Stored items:
● ● ● ● ● ● ●
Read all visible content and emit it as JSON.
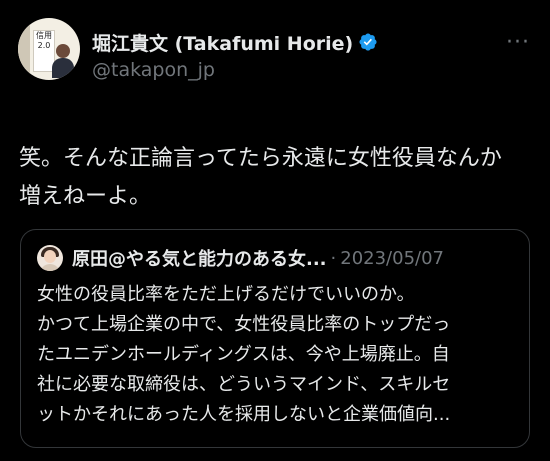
{
  "author": {
    "display_name": "堀江貴文 (Takafumi Horie)",
    "handle": "@takapon_jp",
    "verified": true,
    "avatar_book_text": "信用\n2.0"
  },
  "more_label": "···",
  "tweet": {
    "text": "笑。そんな正論言ってたら永遠に女性役員なんか\n増えねーよ。"
  },
  "quote": {
    "name": "原田@やる気と能力のある女...",
    "separator": "·",
    "date": "2023/05/07",
    "text": "女性の役員比率をただ上げるだけでいいのか。\nかつて上場企業の中で、女性役員比率のトップだっ\nたユニデンホールディングスは、今や上場廃止。自\n社に必要な取締役は、どういうマインド、スキルセ\nットかそれにあった人を採用しないと企業価値向..."
  },
  "colors": {
    "background": "#000000",
    "text_primary": "#e7e9ea",
    "text_secondary": "#71767b",
    "border": "#333639",
    "verified_blue": "#1d9bf0"
  },
  "icons": {
    "verified": "verified-badge-icon",
    "more": "more-options-icon"
  }
}
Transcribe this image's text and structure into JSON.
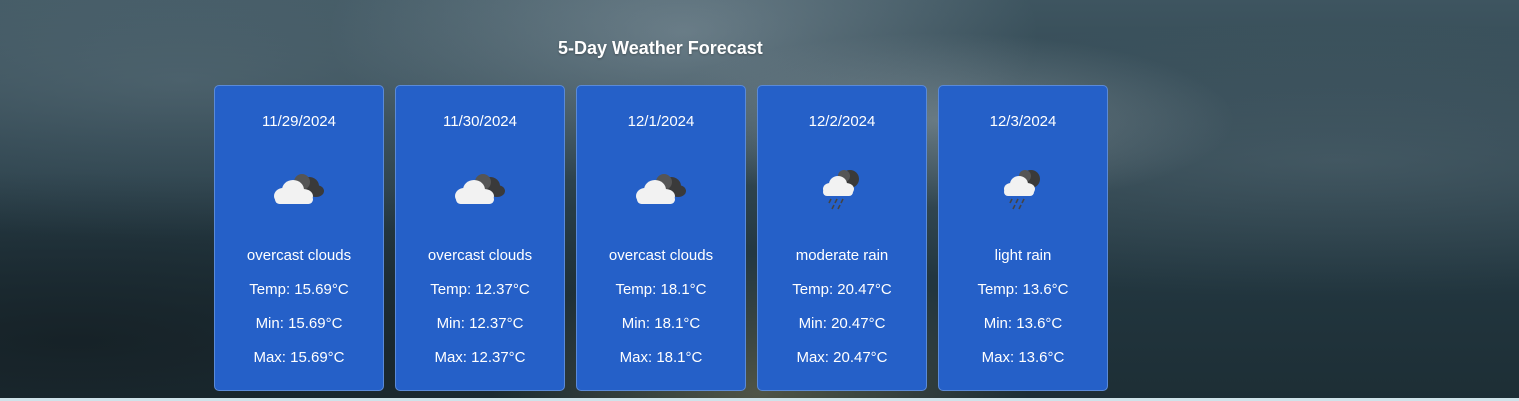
{
  "title": "5-Day Weather Forecast",
  "days": [
    {
      "date": "11/29/2024",
      "icon": "overcast-clouds-icon",
      "description": "overcast clouds",
      "temp": "Temp: 15.69°C",
      "min": "Min: 15.69°C",
      "max": "Max: 15.69°C"
    },
    {
      "date": "11/30/2024",
      "icon": "overcast-clouds-icon",
      "description": "overcast clouds",
      "temp": "Temp: 12.37°C",
      "min": "Min: 12.37°C",
      "max": "Max: 12.37°C"
    },
    {
      "date": "12/1/2024",
      "icon": "overcast-clouds-icon",
      "description": "overcast clouds",
      "temp": "Temp: 18.1°C",
      "min": "Min: 18.1°C",
      "max": "Max: 18.1°C"
    },
    {
      "date": "12/2/2024",
      "icon": "rain-cloud-icon",
      "description": "moderate rain",
      "temp": "Temp: 20.47°C",
      "min": "Min: 20.47°C",
      "max": "Max: 20.47°C"
    },
    {
      "date": "12/3/2024",
      "icon": "rain-cloud-icon",
      "description": "light rain",
      "temp": "Temp: 13.6°C",
      "min": "Min: 13.6°C",
      "max": "Max: 13.6°C"
    }
  ],
  "colors": {
    "card_background": "#2560c8",
    "card_border": "#5a8ad8",
    "text": "#ffffff"
  }
}
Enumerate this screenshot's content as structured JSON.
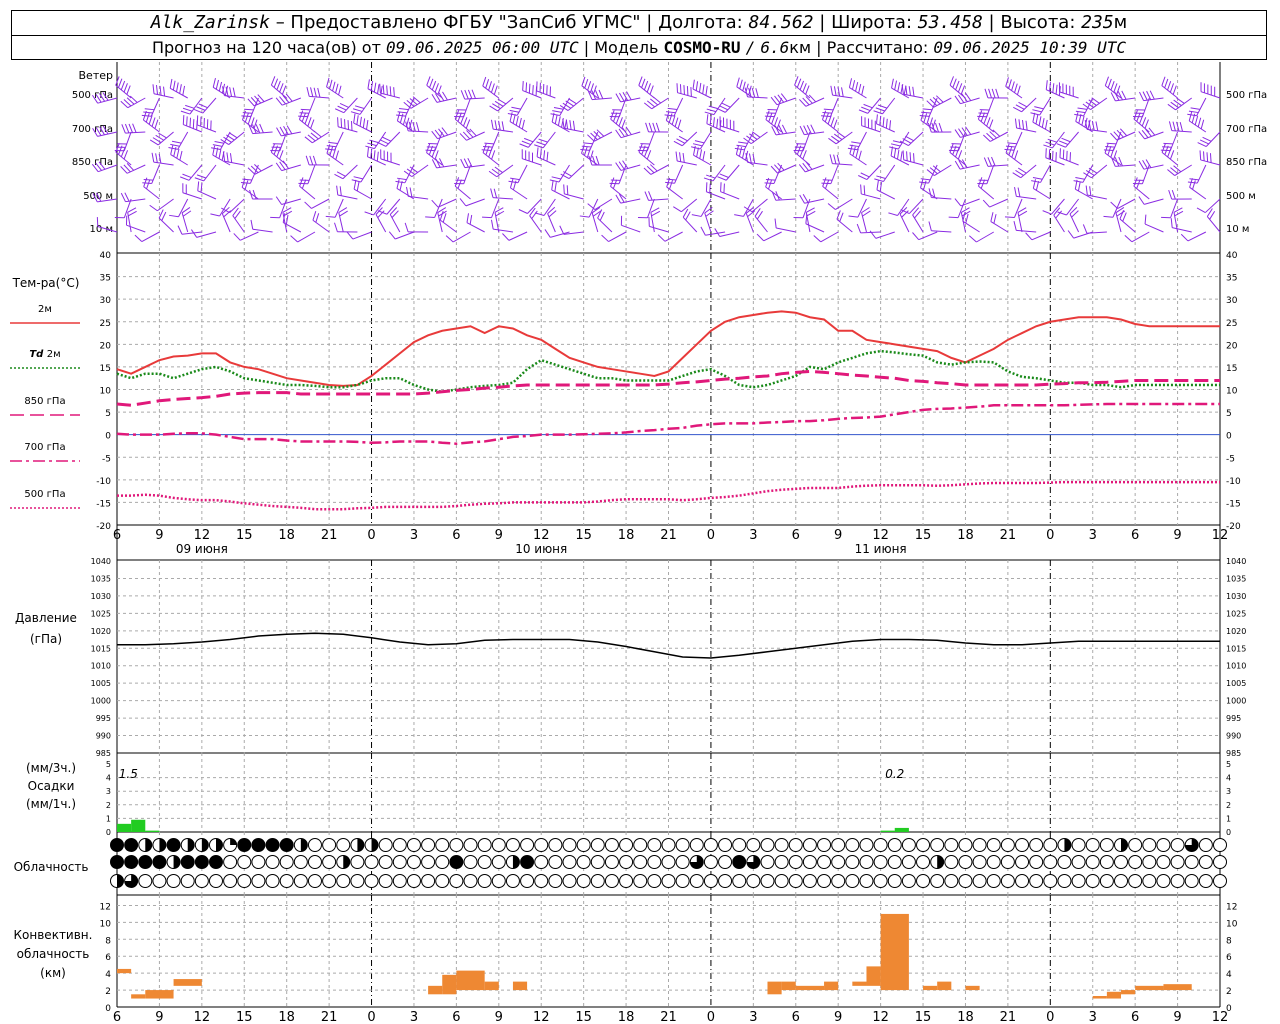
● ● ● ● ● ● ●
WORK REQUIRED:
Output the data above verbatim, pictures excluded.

TASK OUTPUT:
Read all visible content and emit it as JSON.
{
  "author": {
    "display_name": "堀江貴文 (Takafumi Horie)",
    "handle": "@takapon_jp",
    "verified": true,
    "avatar_book_text": "信用\n2.0"
  },
  "more_label": "···",
  "tweet": {
    "text": "笑。そんな正論言ってたら永遠に女性役員なんか\n増えねーよ。"
  },
  "quote": {
    "name": "原田@やる気と能力のある女...",
    "separator": "·",
    "date": "2023/05/07",
    "text": "女性の役員比率をただ上げるだけでいいのか。\nかつて上場企業の中で、女性役員比率のトップだっ\nたユニデンホールディングスは、今や上場廃止。自\n社に必要な取締役は、どういうマインド、スキルセ\nットかそれにあった人を採用しないと企業価値向..."
  },
  "colors": {
    "background": "#000000",
    "text_primary": "#e7e9ea",
    "text_secondary": "#71767b",
    "border": "#333639",
    "verified_blue": "#1d9bf0"
  },
  "icons": {
    "verified": "verified-badge-icon",
    "more": "more-options-icon"
  }
}
Transcribe this image's text and structure into JSON.
{
  "title": "5-Day Weather Forecast",
  "days": [
    {
      "date": "11/29/2024",
      "icon": "overcast-clouds-icon",
      "description": "overcast clouds",
      "temp": "Temp: 15.69°C",
      "min": "Min: 15.69°C",
      "max": "Max: 15.69°C"
    },
    {
      "date": "11/30/2024",
      "icon": "overcast-clouds-icon",
      "description": "overcast clouds",
      "temp": "Temp: 12.37°C",
      "min": "Min: 12.37°C",
      "max": "Max: 12.37°C"
    },
    {
      "date": "12/1/2024",
      "icon": "overcast-clouds-icon",
      "description": "overcast clouds",
      "temp": "Temp: 18.1°C",
      "min": "Min: 18.1°C",
      "max": "Max: 18.1°C"
    },
    {
      "date": "12/2/2024",
      "icon": "rain-cloud-icon",
      "description": "moderate rain",
      "temp": "Temp: 20.47°C",
      "min": "Min: 20.47°C",
      "max": "Max: 20.47°C"
    },
    {
      "date": "12/3/2024",
      "icon": "rain-cloud-icon",
      "description": "light rain",
      "temp": "Temp: 13.6°C",
      "min": "Min: 13.6°C",
      "max": "Max: 13.6°C"
    }
  ],
  "colors": {
    "card_background": "#2560c8",
    "card_border": "#5a8ad8",
    "text": "#ffffff"
  }
}
Enumerate this screenshot's content as structured JSON.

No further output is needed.